**Work instructions**
In the data, find each line where the word "Show" appears and list that line.

**Entries provided**

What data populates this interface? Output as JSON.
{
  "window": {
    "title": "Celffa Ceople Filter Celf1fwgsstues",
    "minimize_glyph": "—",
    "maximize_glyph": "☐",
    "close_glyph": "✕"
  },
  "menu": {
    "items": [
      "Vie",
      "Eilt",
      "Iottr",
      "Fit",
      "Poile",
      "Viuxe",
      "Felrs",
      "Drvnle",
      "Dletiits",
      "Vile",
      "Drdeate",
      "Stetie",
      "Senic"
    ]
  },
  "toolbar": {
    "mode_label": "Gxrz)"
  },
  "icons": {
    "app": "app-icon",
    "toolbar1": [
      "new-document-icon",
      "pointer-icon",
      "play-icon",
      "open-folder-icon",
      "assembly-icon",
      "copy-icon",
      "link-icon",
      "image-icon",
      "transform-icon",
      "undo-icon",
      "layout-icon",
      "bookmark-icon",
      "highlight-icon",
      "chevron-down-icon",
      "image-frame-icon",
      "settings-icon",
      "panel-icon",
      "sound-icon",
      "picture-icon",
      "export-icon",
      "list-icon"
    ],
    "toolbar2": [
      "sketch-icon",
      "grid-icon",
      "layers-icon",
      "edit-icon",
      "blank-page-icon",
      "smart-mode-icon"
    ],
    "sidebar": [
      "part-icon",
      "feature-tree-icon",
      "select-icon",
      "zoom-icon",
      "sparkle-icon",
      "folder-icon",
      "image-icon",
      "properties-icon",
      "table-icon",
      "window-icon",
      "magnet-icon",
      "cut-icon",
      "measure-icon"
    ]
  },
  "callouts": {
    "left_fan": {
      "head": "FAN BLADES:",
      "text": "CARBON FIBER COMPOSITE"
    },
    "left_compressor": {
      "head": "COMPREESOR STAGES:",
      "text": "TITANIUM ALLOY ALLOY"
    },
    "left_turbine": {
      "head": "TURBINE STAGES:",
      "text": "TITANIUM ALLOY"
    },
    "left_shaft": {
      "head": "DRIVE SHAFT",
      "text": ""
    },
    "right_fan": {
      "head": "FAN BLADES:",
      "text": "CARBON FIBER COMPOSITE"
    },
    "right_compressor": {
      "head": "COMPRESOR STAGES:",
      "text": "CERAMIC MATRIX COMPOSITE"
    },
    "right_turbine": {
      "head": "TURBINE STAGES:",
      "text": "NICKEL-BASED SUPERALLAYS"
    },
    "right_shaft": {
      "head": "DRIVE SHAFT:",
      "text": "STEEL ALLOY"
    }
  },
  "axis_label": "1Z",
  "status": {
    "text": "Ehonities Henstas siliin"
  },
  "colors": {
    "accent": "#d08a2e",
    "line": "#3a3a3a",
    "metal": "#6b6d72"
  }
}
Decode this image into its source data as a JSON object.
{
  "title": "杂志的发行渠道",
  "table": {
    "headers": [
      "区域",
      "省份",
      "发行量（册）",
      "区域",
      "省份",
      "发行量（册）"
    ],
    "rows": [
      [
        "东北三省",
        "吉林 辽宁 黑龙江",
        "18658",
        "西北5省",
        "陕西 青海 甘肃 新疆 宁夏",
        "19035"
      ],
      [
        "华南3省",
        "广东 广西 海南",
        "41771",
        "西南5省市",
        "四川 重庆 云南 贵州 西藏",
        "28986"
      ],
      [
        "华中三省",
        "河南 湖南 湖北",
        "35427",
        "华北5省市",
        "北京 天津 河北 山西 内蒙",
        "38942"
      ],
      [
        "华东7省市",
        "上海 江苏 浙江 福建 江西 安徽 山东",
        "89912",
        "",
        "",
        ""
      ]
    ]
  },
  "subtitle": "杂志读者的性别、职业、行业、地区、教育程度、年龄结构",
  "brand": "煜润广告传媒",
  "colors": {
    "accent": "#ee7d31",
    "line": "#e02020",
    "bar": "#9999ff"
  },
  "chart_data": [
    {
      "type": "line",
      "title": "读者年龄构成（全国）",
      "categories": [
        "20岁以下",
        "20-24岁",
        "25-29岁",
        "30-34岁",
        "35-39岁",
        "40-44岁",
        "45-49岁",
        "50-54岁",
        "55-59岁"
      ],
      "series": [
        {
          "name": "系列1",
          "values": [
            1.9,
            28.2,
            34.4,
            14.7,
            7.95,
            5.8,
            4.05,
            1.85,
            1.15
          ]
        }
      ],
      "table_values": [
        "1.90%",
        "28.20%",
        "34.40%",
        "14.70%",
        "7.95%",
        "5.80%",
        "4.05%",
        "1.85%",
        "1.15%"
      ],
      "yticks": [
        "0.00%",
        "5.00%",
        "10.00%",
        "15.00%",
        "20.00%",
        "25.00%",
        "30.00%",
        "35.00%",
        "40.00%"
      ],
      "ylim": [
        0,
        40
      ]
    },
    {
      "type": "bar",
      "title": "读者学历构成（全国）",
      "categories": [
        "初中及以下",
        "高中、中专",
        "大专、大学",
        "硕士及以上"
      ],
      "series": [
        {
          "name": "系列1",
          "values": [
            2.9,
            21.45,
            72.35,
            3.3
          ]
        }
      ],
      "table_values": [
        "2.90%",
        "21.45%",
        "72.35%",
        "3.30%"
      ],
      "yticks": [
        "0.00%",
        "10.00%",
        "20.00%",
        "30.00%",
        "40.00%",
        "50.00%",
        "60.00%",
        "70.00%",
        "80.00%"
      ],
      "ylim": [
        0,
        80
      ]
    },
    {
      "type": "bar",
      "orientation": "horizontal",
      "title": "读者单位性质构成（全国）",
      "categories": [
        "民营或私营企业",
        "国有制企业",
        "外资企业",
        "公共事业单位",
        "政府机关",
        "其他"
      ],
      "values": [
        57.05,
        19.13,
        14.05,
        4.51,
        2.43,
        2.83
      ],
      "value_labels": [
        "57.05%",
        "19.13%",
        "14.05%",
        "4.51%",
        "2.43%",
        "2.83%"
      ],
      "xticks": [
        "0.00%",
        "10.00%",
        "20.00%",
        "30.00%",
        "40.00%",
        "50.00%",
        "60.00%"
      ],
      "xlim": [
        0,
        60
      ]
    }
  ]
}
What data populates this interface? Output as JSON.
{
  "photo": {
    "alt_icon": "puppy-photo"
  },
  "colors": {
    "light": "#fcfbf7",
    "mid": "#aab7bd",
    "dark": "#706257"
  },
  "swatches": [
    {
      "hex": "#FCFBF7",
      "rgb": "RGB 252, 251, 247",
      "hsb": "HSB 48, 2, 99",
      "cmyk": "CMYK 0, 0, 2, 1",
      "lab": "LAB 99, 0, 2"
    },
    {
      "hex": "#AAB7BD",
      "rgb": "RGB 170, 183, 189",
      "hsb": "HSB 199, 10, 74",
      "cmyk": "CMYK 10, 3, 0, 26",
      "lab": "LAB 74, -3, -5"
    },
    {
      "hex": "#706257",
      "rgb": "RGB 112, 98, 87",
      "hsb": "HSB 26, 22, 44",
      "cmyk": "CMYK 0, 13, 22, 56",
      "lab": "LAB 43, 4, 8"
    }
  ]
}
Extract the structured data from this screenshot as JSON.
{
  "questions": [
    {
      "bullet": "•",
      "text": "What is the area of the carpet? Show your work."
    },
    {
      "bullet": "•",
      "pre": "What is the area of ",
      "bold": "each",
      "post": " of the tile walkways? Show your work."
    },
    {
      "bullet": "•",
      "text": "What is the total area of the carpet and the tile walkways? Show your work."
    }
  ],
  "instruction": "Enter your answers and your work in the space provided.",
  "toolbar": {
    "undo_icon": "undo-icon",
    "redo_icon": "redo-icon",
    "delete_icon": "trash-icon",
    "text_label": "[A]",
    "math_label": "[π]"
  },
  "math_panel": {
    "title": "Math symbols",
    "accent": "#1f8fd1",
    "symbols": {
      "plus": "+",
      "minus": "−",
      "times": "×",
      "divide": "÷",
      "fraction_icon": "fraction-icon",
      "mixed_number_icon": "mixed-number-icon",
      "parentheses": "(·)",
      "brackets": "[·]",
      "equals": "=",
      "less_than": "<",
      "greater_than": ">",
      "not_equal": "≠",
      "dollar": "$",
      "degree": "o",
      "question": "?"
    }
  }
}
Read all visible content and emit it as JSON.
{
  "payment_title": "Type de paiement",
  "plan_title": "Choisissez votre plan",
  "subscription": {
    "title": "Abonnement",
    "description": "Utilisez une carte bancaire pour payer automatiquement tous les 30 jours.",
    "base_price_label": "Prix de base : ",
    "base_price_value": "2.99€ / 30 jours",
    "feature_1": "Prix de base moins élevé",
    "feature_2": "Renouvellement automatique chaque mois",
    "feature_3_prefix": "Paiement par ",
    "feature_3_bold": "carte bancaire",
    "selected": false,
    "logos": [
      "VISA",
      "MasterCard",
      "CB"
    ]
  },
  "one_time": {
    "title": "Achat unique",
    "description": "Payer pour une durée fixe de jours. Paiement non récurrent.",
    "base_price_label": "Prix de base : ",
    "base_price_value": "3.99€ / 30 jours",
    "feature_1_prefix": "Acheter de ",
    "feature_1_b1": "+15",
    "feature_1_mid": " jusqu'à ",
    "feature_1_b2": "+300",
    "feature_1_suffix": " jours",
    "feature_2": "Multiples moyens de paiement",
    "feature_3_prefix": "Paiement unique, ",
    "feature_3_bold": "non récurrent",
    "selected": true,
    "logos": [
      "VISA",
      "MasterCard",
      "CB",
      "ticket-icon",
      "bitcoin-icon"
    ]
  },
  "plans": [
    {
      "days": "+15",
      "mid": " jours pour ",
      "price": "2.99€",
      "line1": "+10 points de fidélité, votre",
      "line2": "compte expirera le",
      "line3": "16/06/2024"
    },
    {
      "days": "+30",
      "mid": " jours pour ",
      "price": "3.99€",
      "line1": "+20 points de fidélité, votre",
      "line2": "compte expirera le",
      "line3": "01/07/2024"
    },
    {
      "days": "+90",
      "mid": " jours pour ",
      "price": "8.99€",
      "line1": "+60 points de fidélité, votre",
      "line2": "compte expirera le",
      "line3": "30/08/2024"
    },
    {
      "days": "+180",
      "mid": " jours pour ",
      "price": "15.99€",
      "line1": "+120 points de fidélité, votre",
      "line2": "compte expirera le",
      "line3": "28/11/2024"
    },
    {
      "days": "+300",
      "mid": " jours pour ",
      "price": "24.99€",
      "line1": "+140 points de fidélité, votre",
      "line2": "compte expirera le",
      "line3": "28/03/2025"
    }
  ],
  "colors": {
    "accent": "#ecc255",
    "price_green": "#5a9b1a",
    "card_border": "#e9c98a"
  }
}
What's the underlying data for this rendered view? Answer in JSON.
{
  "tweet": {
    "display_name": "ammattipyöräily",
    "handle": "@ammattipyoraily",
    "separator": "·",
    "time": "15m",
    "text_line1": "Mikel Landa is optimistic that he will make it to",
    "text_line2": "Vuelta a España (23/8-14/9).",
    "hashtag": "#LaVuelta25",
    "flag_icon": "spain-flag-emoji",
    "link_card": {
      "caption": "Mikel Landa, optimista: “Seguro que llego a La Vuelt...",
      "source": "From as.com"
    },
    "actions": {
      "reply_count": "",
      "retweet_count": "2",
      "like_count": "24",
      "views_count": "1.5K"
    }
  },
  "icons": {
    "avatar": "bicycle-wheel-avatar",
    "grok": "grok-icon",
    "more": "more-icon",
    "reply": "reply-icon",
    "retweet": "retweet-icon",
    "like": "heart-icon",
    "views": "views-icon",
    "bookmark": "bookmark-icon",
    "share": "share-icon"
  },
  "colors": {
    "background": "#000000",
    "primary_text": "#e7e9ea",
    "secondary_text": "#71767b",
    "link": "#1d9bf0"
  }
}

**Your solution**
      "text": "What is the area of the carpet? Show your work."
      "post": " of the tile walkways? Show your work."
      "text": "What is the total area of the carpet and the tile walkways? Show your work."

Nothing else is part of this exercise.